Without a doubt, this is the big one. How are you going to bring in work when you’re promoted? Do you have existing clients you can ‘farm’, or do you need to get out and ‘hunt’ new ones? Do you have a strong network you can work with and alongside to refer work to you, and are you fastidious about maintaining it? All of these questions will form a fundamental part of your business plan, and if there are any areas you’re not sure about, now is the time to get clarity.


What does it mean to be a partner in your organisation? It is essential to understand what partners do that is different from the work you do today. Calibrating what the change is in responsibility, influence and impact in advance of any promotion will set you up for success. It is likely to involve understanding of what you are going to let go of or stop doing. One thing’s for sure, you won’t be an effective partner if you expect to do everything you are doing today in addition to the work that comes with promotion.

Who’s supporting you?

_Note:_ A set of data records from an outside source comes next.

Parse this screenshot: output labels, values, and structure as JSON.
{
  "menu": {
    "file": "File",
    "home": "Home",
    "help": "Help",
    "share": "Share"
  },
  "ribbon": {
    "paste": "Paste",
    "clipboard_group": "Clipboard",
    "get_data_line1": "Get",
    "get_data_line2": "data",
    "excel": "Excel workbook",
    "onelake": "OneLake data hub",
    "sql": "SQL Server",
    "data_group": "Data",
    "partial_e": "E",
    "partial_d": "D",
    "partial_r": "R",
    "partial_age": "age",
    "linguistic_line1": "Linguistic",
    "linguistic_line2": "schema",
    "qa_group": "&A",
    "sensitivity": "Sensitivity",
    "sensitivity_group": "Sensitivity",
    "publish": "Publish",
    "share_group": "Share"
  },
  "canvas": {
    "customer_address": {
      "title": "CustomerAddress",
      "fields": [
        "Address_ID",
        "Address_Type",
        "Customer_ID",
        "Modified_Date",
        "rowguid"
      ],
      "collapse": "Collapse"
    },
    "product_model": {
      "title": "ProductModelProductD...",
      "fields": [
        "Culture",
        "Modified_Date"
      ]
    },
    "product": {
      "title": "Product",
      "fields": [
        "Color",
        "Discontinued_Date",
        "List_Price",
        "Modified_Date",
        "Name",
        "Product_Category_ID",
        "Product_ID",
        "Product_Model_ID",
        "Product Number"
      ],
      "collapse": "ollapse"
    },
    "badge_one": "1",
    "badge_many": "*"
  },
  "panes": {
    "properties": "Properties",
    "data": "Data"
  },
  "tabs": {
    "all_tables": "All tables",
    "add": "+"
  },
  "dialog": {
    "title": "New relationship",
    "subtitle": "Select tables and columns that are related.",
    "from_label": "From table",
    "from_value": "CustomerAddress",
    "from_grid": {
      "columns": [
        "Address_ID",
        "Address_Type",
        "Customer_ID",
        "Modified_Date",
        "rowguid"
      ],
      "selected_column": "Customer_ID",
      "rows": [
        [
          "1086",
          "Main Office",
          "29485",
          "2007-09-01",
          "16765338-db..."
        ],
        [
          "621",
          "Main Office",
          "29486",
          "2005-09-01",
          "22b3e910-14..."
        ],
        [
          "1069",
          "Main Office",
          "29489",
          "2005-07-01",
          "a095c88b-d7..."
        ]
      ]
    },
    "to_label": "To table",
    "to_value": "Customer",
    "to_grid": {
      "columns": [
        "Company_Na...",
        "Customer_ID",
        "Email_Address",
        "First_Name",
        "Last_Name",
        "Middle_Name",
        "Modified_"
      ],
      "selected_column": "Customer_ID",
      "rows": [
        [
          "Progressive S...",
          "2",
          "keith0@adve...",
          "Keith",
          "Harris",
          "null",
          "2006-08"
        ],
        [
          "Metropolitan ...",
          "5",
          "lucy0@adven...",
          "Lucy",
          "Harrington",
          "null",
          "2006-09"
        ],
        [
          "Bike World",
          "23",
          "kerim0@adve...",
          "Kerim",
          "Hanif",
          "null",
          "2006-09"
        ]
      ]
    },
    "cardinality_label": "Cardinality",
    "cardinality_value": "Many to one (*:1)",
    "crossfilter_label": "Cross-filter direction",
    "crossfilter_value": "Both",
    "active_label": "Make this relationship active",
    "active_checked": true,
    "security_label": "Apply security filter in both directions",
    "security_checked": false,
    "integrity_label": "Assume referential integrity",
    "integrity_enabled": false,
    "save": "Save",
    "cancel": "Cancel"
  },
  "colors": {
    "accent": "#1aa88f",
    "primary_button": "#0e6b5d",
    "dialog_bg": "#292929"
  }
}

In my work coaching people on the path to partnership, I am struck by the variety of people who are instrumental to each promotion. In the same way that it takes a village to raise a child, it takes a range of people to support a new partner. We hear a lot about sponsorship, and it is critical to have the right person making your case when you are not in the room. Additionally, mentors, peers, coaches and others can make a huge difference in how you approach partnership, and how you build your confidence in the process.

Looking after yourself

Something easy to overlook at what can be a challenging time is the need to look after yourself. Working additional hours and putting extreme pressure on yourself to prove your worth is possible in the short term, but unsustainable longer term. Working out how to make sure you can deliver results in a sustained way needs you to be clear about your boundaries between home and work and stick to them. It also requires you to have the self-awareness to know what you need to function at your best. If you’re struggling with this, ask for some support. Getting it right will mean that you are the partner you want to be for the long term.

While it’s not an exhaustive list, this might give you food for thought as you get clear around what it means for you to get promoted and be a successful partner. It also gives you some ideas about how you will succeed when you get there. Good luck!

Author Anna Wesson is an executive coach, specialising in the transition to partnership in professional service firms.